“If the numbers we see in domestic violence were applied to terrorism or gang violence, the entire country would be up in arms, and it would be the lead story on the news every night.”
—Rep. Mark Green, Wisconsin
Setting the Scene for Stupidity: The hideous gang rape and murder of a female student riding home after a movie on a bus in New Delhi, India drew international attention to sexual violence against women. “There can be nothing more diabolic than a helpless girl put through torture,” said Dayan Krishnan, a prosecutor in the case. A new study published in the British medical journal, The Lancet, and conducted by the World Health Organization, the United Nations Population Fund and others on behalf of the United Nations reports that one in four men in six Asia-Pacific countries admit to raping their partners. Researchers interviewed more than 10,000 men in Bangladesh, China, Cambodia, Indonesia, Papua New Guinea and Sri Lanka in the first multi-country survey on the prevalence of rape. In Papua New Guinea, a nauseating 62% of men said they had raped someone.

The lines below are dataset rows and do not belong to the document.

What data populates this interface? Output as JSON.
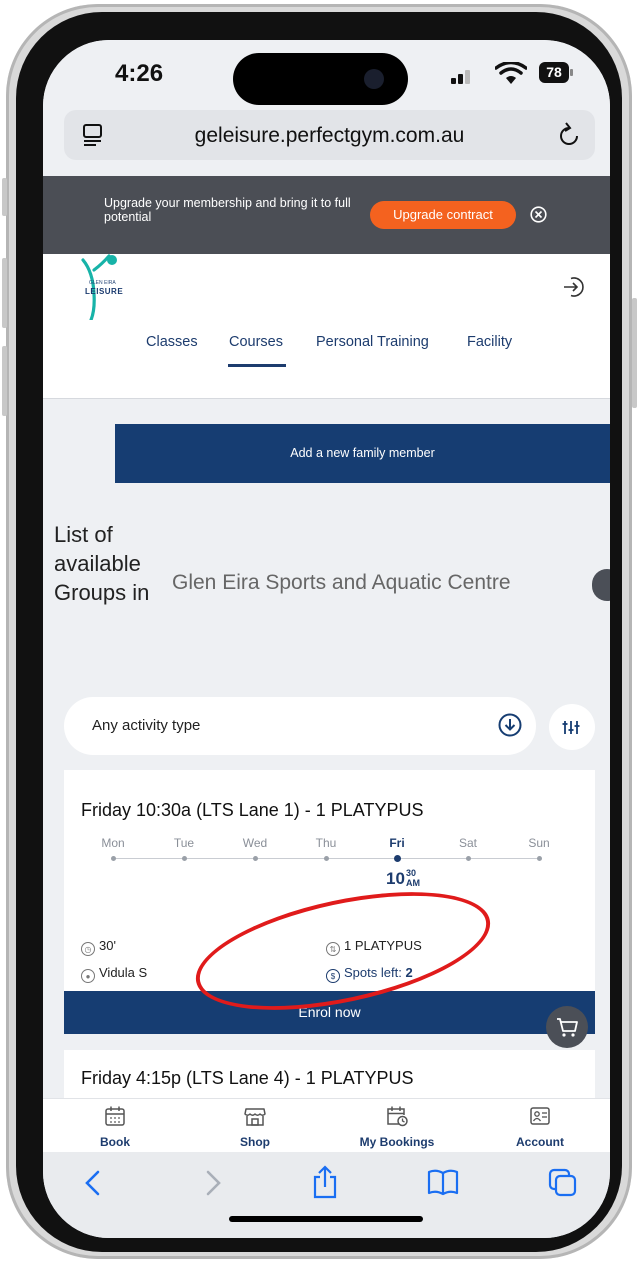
{
  "status_bar": {
    "time": "4:26",
    "battery": "78"
  },
  "browser": {
    "url": "geleisure.perfectgym.com.au"
  },
  "promo": {
    "text": "Upgrade your membership and bring it to full potential",
    "button": "Upgrade contract"
  },
  "logo": {
    "line1": "GLEN EIRA",
    "line2": "LEISURE"
  },
  "tabs": [
    "Classes",
    "Courses",
    "Personal Training",
    "Facility"
  ],
  "active_tab": "Courses",
  "family_button": "Add a new family member",
  "groups": {
    "title": "List of available Groups in",
    "location": "Glen Eira Sports and Aquatic Centre"
  },
  "filter": {
    "label": "Any activity type"
  },
  "weekdays": [
    "Mon",
    "Tue",
    "Wed",
    "Thu",
    "Fri",
    "Sat",
    "Sun"
  ],
  "classes": [
    {
      "title": "Friday 10:30a (LTS Lane 1) - 1 PLATYPUS",
      "active_day": "Fri",
      "time_hour": "10",
      "time_min": "30",
      "time_ampm": "AM",
      "duration": "30'",
      "level": "1 PLATYPUS",
      "instructor": "Vidula S",
      "spots_label": "Spots left:",
      "spots_value": "2",
      "enrol_label": "Enrol now"
    },
    {
      "title": "Friday 4:15p (LTS Lane 4) - 1 PLATYPUS",
      "active_day": "Fri"
    }
  ],
  "bottom_nav": [
    {
      "label": "Book",
      "icon": "calendar-icon"
    },
    {
      "label": "Shop",
      "icon": "shop-icon"
    },
    {
      "label": "My Bookings",
      "icon": "bookings-icon"
    },
    {
      "label": "Account",
      "icon": "account-icon"
    }
  ],
  "colors": {
    "primary": "#163d72",
    "accent": "#f4621f",
    "promo_bg": "#4b4e55",
    "highlight": "#e01b1b"
  }
}
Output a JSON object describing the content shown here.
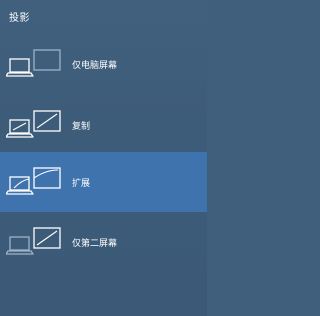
{
  "panel": {
    "title": "投影"
  },
  "options": [
    {
      "label": "仅电脑屏幕",
      "icon": "pc-screen-only-icon",
      "selected": false
    },
    {
      "label": "复制",
      "icon": "duplicate-icon",
      "selected": false
    },
    {
      "label": "扩展",
      "icon": "extend-icon",
      "selected": true
    },
    {
      "label": "仅第二屏幕",
      "icon": "second-screen-only-icon",
      "selected": false
    }
  ],
  "colors": {
    "background": "#3f5f7d",
    "selected": "#3e73ad",
    "text": "#ffffff",
    "dim": "#8fa6bc"
  }
}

Basis for the Dishonorable Nomination: Rape has always been disgusting and destructive for its victims. Rape or attempt to rape is a crime not just against an individual but an offense that destroys the basic equilibrium of society.
Scientists wrote that in many of the countries surveyed, gender inequities “effectively create a culture in which male perpetration of gender-based violence is tolerated at best and expected at worst.” We know certain things about rapists: Men with a history of victimization, such as experiencing childhood physical or sexual abuse, emotional abuse or neglect in childhood, are more likely to commit sexual violence than those without such a past. Men who were poor or had no high school education were more likely to have raped in a group setting.
“The challenge is now to turn evidence into action, to create a safer future for the next generation of women and girls,” a group of researchers led by Michele Decker of the Johns Hopkins Bloomberg School of Public Health said. There is also an important legal component to preventing rape that should not be ignored: The Lancet report found, “Of those men who had admitted to rape, the vast majority (72-97 percent) did not experience any legal consequences, confirming that impunity remains a serious issue in the region.”
We can do something smart or stupid with the latest findings: To be as cunning as those male rapists, rape prevention strategies need to focus on the structural and social risk factors for rape, and then steadfastly thwart them. We need to overhaul rape laws to expand the definition of rape and toughen up punishments for the perpetrators of sexual violence. For the message to be strong and consistent, men must back up women’s voices, and I’ll be happy to be a real man and join the chorus.